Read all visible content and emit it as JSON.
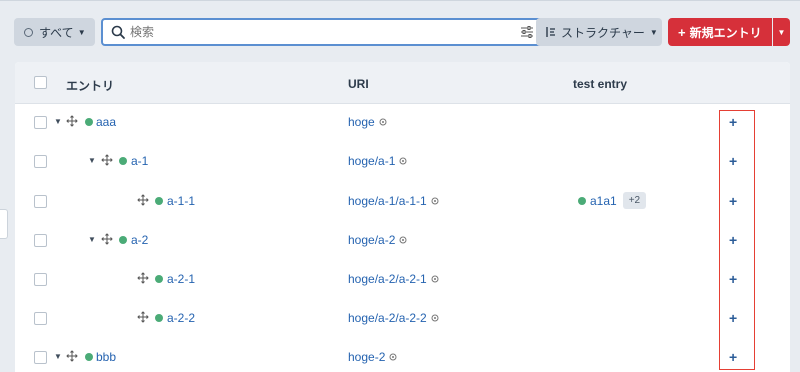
{
  "toolbar": {
    "filter_label": "すべて",
    "search_placeholder": "検索",
    "structure_label": "ストラクチャー",
    "new_entry_label": "新規エントリ"
  },
  "table": {
    "headers": {
      "entry": "エントリ",
      "uri": "URI",
      "test_entry": "test entry"
    },
    "rows": [
      {
        "label": "aaa",
        "uri": "hoge",
        "expandable": true,
        "depth": 0
      },
      {
        "label": "a-1",
        "uri": "hoge/a-1",
        "expandable": true,
        "depth": 1
      },
      {
        "label": "a-1-1",
        "uri": "hoge/a-1/a-1-1",
        "expandable": false,
        "depth": 2,
        "test_entry": {
          "value": "a1a1",
          "more": "+2"
        }
      },
      {
        "label": "a-2",
        "uri": "hoge/a-2",
        "expandable": true,
        "depth": 1
      },
      {
        "label": "a-2-1",
        "uri": "hoge/a-2/a-2-1",
        "expandable": false,
        "depth": 2
      },
      {
        "label": "a-2-2",
        "uri": "hoge/a-2/a-2-2",
        "expandable": false,
        "depth": 2
      },
      {
        "label": "bbb",
        "uri": "hoge-2",
        "expandable": true,
        "depth": 0
      }
    ],
    "add_icon": "plus-icon"
  },
  "colors": {
    "accent": "#d6303a",
    "link": "#2563b0",
    "status_dot": "#4bab77",
    "highlight": "#e53f34"
  }
}
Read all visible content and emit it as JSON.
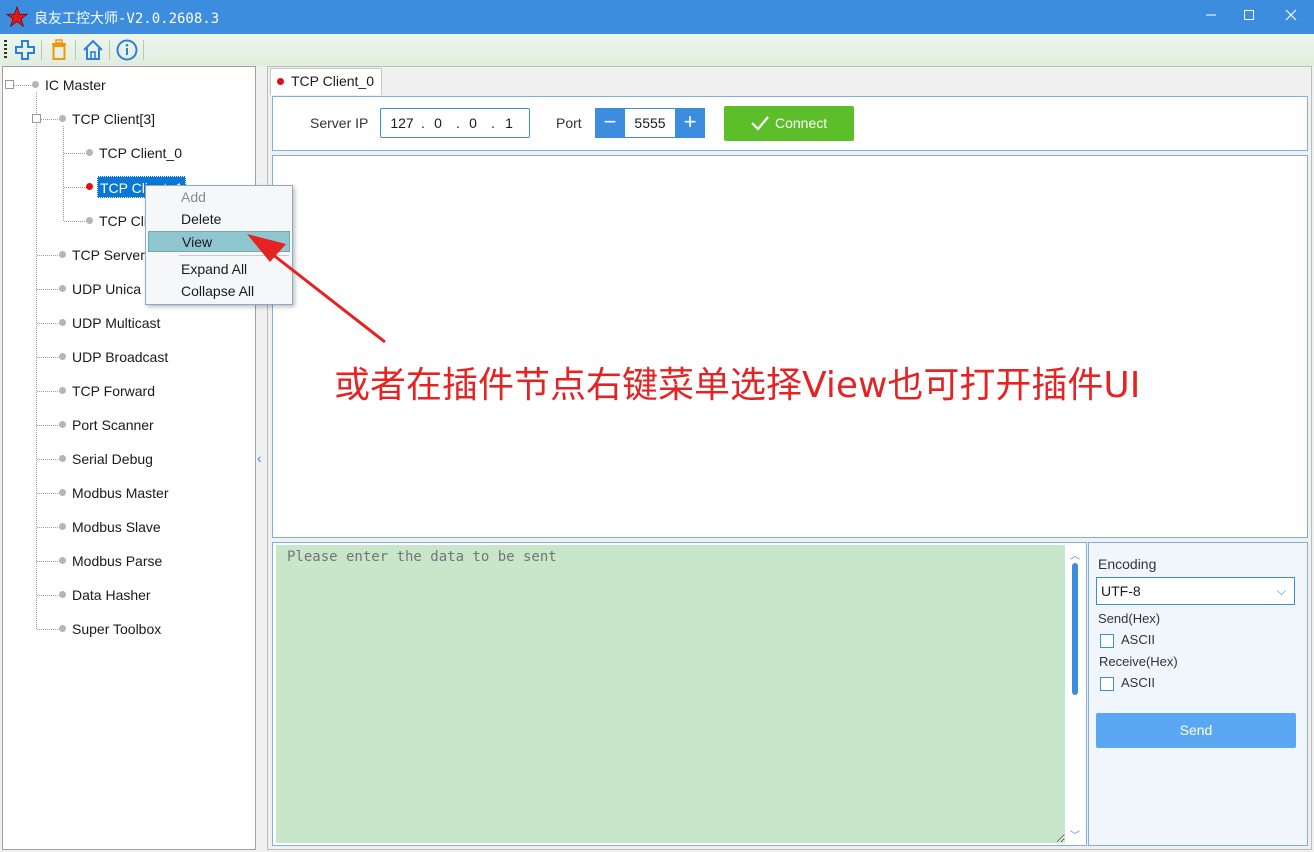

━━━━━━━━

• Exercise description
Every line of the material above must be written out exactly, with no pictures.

• Result below
Read all visible content and emit it as JSON.
{
  "toolbar": {
    "filter_label": "すべて",
    "search_placeholder": "検索",
    "structure_label": "ストラクチャー",
    "new_entry_label": "新規エントリ"
  },
  "table": {
    "headers": {
      "entry": "エントリ",
      "uri": "URI",
      "test_entry": "test entry"
    },
    "rows": [
      {
        "label": "aaa",
        "uri": "hoge",
        "expandable": true,
        "depth": 0
      },
      {
        "label": "a-1",
        "uri": "hoge/a-1",
        "expandable": true,
        "depth": 1
      },
      {
        "label": "a-1-1",
        "uri": "hoge/a-1/a-1-1",
        "expandable": false,
        "depth": 2,
        "test_entry": {
          "value": "a1a1",
          "more": "+2"
        }
      },
      {
        "label": "a-2",
        "uri": "hoge/a-2",
        "expandable": true,
        "depth": 1
      },
      {
        "label": "a-2-1",
        "uri": "hoge/a-2/a-2-1",
        "expandable": false,
        "depth": 2
      },
      {
        "label": "a-2-2",
        "uri": "hoge/a-2/a-2-2",
        "expandable": false,
        "depth": 2
      },
      {
        "label": "bbb",
        "uri": "hoge-2",
        "expandable": true,
        "depth": 0
      }
    ],
    "add_icon": "plus-icon"
  },
  "colors": {
    "accent": "#d6303a",
    "link": "#2563b0",
    "status_dot": "#4bab77",
    "highlight": "#e53f34"
  }
}
Read all visible content and emit it as JSON.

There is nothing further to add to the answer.